February 14, 2023
by John O. Burdett
Today, things are the slowest they will ever be. At the heart of a “change mindset” is the conversation we have with ourselves. If ever new metaphors were needed, it is now!
Today, Things Are the Slowest They Will Ever Be
Quantum physics introduces us to a bizarre world where things can be in multiple states concurrently. For example, incomprehensible as it may be to those versed in Newtonian thinking, a quantum system can, simultaneously, be both up and down. It also introduces us to the reality of one thing being in two places at the same time. And that’s just for starters.
If you do no more than merely observe a quantum particle, an entirely separate particle – even though it be light years away – will change its properties and “dance” in instantaneous and perfect unison with the first. Difficult to comprehend? Don’t worry … take solace in the fact that even Einstein described “entanglement” as “spooky action at a distance.”
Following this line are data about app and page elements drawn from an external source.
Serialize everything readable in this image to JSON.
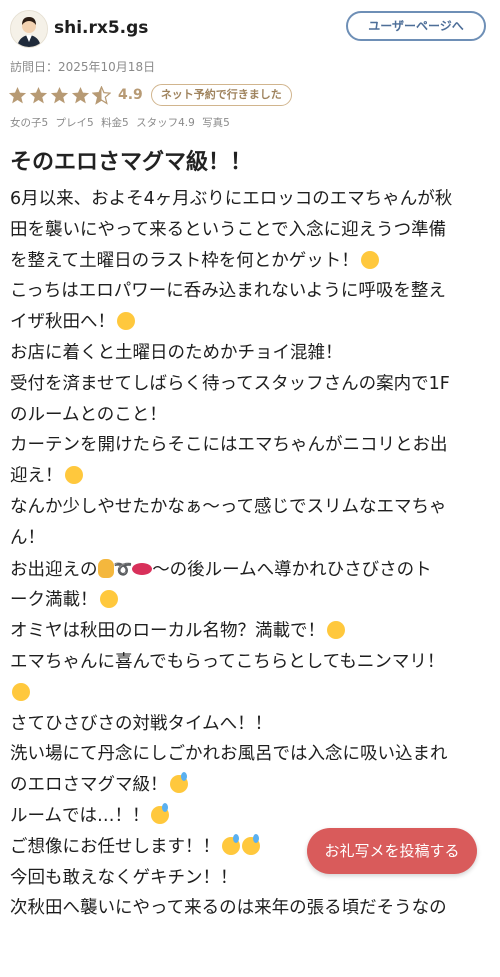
{
  "header": {
    "username": "shi.rx5.gs",
    "user_page_button": "ユーザーページへ"
  },
  "visit": {
    "label": "訪問日：2025年10月18日"
  },
  "rating": {
    "score_text": "4.9",
    "stars_value": 4.5,
    "stars_max": 5,
    "net_badge": "ネット予約で行きました",
    "subscores": [
      "女の子5",
      "プレイ5",
      "料金5",
      "スタッフ4.9",
      "写真5"
    ]
  },
  "review": {
    "title": "そのエロさマグマ級！！",
    "lines": [
      "6月以来、およそ4ヶ月ぶりにエロッコのエマちゃんが秋",
      "田を襲いにやって来るということで入念に迎えうつ準備",
      "を整えて土曜日のラスト枠を何とかゲット！",
      "こっちはエロパワーに呑み込まれないように呼吸を整え",
      "イザ秋田へ！",
      "お店に着くと土曜日のためかチョイ混雑！",
      "受付を済ませてしばらく待ってスタッフさんの案内で1F",
      "のルームとのこと！",
      "カーテンを開けたらそこにはエマちゃんがニコリとお出",
      "迎え！",
      "なんか少しやせたかなぁ〜って感じでスリムなエマちゃ",
      "ん！",
      "お出迎えの",
      "〜の後ルームへ導かれひさびさのト",
      "ーク満載！",
      "オミヤは秋田のローカル名物？満載で！",
      "エマちゃんに喜んでもらってこちらとしてもニンマリ！",
      "さてひさびさの対戦タイムへ！！",
      "洗い場にて丹念にしごかれお風呂では入念に吸い込まれ",
      "のエロさマグマ級！",
      "ルームでは…！！",
      "ご想像にお任せします！！",
      "今回も敢えなくゲキチン！！",
      "次秋田へ襲いにやって来るのは来年の張る頃だそうなの"
    ]
  },
  "actions": {
    "post_button": "お礼写メを投稿する"
  },
  "icons": {
    "star_color": "#b79a74",
    "star_empty_color": "#dcd6cc",
    "emoji_color": "#ffc83d",
    "accent_red": "#d95b5b",
    "link_blue": "#4d6e98"
  }
}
A metaphor is a way to convey meaning. It can make the complex easy to understand. It can add power and colour to one’s communication. A vibrant metaphor is like shooting imagery straight into the brain. In doing so it bridges intent with emotion. Information can get people’s attention but orchestrating change means being in the emotional transportation business. To lead without the ability to reach for, shape and create metaphors is like inviting yourself to a gunfight armed only with a rubber knife.
Today, things are the slowest they will ever be … if it can be digitalised it will be digitalised … exponential change is becoming the new norm … globalisation and disruption continues unabated …. the organisation itself has to be rethought anew … and much that is captured under the term “talent management” is tired and ineffectual. If ever new metaphors were needed, it is now!
Reinventing What It Means to Be an Organisation
We have two perfectly good words to explain the interaction between individuals and/or between teams: “cooperation” and “collaboration.” People usually confuse the two, but they are meaningful forms of expression.
Cooperation is two or more people working together with a common goal and where the intent is that all of those involved will share the benefit (usually as equitably as possible).
Collaboration, by comparison, is altruistic; two or more people working together in pursuit of a common goal where your success is more important than mine.
At the heart of a “change mindset” is the conversation we have with ourselves. Central to that conversation is the language we access … same old language, same old behaviour. Cooperation is indispensable, collaboration is essential but in reinventing the very nature of what it means to be an organisation – as we must – there is a case to be made that we need to add a new metaphor to our vocabulary.
A New Metaphor
It’s tough (one might argue that it’s impossible) to achieve something that you don’t have a word for. Entanglement is an intriguing metaphor. It captures, in some ways, the new challenge of smart and unbridled connectibility … of one element in the system impacting other parts of the system without those involved fully understanding how. Except, as a term, it is way too esoteric, way too bizarre to have any real currency. If Einstein didn’t really understand it we shouldn’t go there.
May I suggest an alternative, one that builds on the notion of entanglement but without the unfathomable implications. To Cooperate … to Collaborate … to Co-tangle.
This article is an extract from “Beyond Collaboration: “Co-tangle“, © Orxestra® Inc.
John O. Burdett is founder of Orxestra® Inc. He has extensive international experience as a senior executive. As a consultant he has worked in more than 40 countries for organisations that are household names. John has worked on organisation culture for some of the world's largest organisations. His ongoing partnership with TRANSEARCH International means that his thought leading intellectual property, in any one year, supports talent management in many hundreds of organisations around the world. Get in touch with John O. Burdett »